> TASK ITEM
Without changing anything, reproduce every record below.

> SUPPLIED MATERIAL
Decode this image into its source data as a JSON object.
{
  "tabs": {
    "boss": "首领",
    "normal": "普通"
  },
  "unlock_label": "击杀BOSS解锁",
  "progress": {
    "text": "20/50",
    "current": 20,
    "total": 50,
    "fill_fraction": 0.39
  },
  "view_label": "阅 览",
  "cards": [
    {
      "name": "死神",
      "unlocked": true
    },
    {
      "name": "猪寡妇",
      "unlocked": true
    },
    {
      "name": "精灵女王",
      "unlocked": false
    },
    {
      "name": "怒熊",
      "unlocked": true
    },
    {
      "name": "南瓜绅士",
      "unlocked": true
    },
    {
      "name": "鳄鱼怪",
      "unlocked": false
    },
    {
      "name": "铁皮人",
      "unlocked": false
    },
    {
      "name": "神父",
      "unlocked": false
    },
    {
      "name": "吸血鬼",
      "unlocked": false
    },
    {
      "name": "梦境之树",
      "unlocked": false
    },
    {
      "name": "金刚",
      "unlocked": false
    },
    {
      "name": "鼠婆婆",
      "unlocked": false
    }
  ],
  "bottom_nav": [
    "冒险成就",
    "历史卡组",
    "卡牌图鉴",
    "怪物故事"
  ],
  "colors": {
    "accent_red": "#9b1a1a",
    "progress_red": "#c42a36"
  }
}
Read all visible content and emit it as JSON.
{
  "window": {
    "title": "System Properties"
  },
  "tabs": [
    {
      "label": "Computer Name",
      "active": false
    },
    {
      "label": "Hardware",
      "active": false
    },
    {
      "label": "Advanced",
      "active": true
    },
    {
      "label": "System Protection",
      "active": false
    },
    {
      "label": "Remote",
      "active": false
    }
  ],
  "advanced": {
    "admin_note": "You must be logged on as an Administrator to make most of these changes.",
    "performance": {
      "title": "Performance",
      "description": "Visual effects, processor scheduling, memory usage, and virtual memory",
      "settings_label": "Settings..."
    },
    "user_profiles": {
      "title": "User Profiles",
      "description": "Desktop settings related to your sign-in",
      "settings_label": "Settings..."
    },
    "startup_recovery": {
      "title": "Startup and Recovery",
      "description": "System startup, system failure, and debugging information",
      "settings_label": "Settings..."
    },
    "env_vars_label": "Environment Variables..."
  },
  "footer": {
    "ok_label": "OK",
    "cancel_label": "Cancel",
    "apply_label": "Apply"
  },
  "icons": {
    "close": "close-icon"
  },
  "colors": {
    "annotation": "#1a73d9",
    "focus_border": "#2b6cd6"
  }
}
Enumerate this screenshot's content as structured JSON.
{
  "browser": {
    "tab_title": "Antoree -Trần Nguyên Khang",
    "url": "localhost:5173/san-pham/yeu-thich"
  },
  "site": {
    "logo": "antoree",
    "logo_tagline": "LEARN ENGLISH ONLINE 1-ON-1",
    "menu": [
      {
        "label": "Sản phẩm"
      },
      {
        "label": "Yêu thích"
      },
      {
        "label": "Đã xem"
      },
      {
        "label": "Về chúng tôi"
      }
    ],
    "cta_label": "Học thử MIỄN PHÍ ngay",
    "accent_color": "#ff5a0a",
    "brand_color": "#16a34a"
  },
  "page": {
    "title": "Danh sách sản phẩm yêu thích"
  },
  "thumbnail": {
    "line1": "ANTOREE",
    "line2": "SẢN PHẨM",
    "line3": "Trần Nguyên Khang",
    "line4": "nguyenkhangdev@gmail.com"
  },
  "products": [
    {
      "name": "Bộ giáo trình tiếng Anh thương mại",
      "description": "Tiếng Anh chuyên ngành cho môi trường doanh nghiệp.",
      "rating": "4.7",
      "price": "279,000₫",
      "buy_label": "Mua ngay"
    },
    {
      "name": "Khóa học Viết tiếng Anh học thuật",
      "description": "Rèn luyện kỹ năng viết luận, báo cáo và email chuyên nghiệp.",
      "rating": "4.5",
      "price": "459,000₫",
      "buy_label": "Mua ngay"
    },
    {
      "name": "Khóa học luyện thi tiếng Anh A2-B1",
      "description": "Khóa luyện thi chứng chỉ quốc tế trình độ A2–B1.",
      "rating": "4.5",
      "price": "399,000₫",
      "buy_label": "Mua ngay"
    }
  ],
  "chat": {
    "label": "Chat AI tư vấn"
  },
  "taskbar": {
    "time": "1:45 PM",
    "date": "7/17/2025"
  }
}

> PROBLEM SOLUTION
Decode this image into its source data as a JSON object.
{
  "tabs": {
    "boss": "首领",
    "normal": "普通"
  },
  "unlock_label": "击杀BOSS解锁",
  "progress": {
    "text": "20/50",
    "current": 20,
    "total": 50,
    "fill_fraction": 0.39
  },
  "view_label": "阅 览",
  "cards": [
    {
      "name": "死神",
      "unlocked": true
    },
    {
      "name": "猪寡妇",
      "unlocked": true
    },
    {
      "name": "精灵女王",
      "unlocked": false
    },
    {
      "name": "怒熊",
      "unlocked": true
    },
    {
      "name": "南瓜绅士",
      "unlocked": true
    },
    {
      "name": "鳄鱼怪",
      "unlocked": false
    },
    {
      "name": "铁皮人",
      "unlocked": false
    },
    {
      "name": "神父",
      "unlocked": false
    },
    {
      "name": "吸血鬼",
      "unlocked": false
    },
    {
      "name": "梦境之树",
      "unlocked": false
    },
    {
      "name": "金刚",
      "unlocked": false
    },
    {
      "name": "鼠婆婆",
      "unlocked": false
    }
  ],
  "bottom_nav": [
    "冒险成就",
    "历史卡组",
    "卡牌图鉴",
    "怪物故事"
  ],
  "colors": {
    "accent_red": "#9b1a1a",
    "progress_red": "#c42a36"
  }
}
Read all visible content and emit it as JSON.
{
  "window": {
    "title": "System Properties"
  },
  "tabs": [
    {
      "label": "Computer Name",
      "active": false
    },
    {
      "label": "Hardware",
      "active": false
    },
    {
      "label": "Advanced",
      "active": true
    },
    {
      "label": "System Protection",
      "active": false
    },
    {
      "label": "Remote",
      "active": false
    }
  ],
  "advanced": {
    "admin_note": "You must be logged on as an Administrator to make most of these changes.",
    "performance": {
      "title": "Performance",
      "description": "Visual effects, processor scheduling, memory usage, and virtual memory",
      "settings_label": "Settings..."
    },
    "user_profiles": {
      "title": "User Profiles",
      "description": "Desktop settings related to your sign-in",
      "settings_label": "Settings..."
    },
    "startup_recovery": {
      "title": "Startup and Recovery",
      "description": "System startup, system failure, and debugging information",
      "settings_label": "Settings..."
    },
    "env_vars_label": "Environment Variables..."
  },
  "footer": {
    "ok_label": "OK",
    "cancel_label": "Cancel",
    "apply_label": "Apply"
  },
  "icons": {
    "close": "close-icon"
  },
  "colors": {
    "annotation": "#1a73d9",
    "focus_border": "#2b6cd6"
  }
}
Enumerate this screenshot's content as structured JSON.
{
  "browser": {
    "tab_title": "Antoree -Trần Nguyên Khang",
    "url": "localhost:5173/san-pham/yeu-thich"
  },
  "site": {
    "logo": "antoree",
    "logo_tagline": "LEARN ENGLISH ONLINE 1-ON-1",
    "menu": [
      {
        "label": "Sản phẩm"
      },
      {
        "label": "Yêu thích"
      },
      {
        "label": "Đã xem"
      },
      {
        "label": "Về chúng tôi"
      }
    ],
    "cta_label": "Học thử MIỄN PHÍ ngay",
    "accent_color": "#ff5a0a",
    "brand_color": "#16a34a"
  },
  "page": {
    "title": "Danh sách sản phẩm yêu thích"
  },
  "thumbnail": {
    "line1": "ANTOREE",
    "line2": "SẢN PHẨM",
    "line3": "Trần Nguyên Khang",
    "line4": "nguyenkhangdev@gmail.com"
  },
  "products": [
    {
      "name": "Bộ giáo trình tiếng Anh thương mại",
      "description": "Tiếng Anh chuyên ngành cho môi trường doanh nghiệp.",
      "rating": "4.7",
      "price": "279,000₫",
      "buy_label": "Mua ngay"
    },
    {
      "name": "Khóa học Viết tiếng Anh học thuật",
      "description": "Rèn luyện kỹ năng viết luận, báo cáo và email chuyên nghiệp.",
      "rating": "4.5",
      "price": "459,000₫",
      "buy_label": "Mua ngay"
    },
    {
      "name": "Khóa học luyện thi tiếng Anh A2-B1",
      "description": "Khóa luyện thi chứng chỉ quốc tế trình độ A2–B1.",
      "rating": "4.5",
      "price": "399,000₫",
      "buy_label": "Mua ngay"
    }
  ],
  "chat": {
    "label": "Chat AI tư vấn"
  },
  "taskbar": {
    "time": "1:45 PM",
    "date": "7/17/2025"
  }
}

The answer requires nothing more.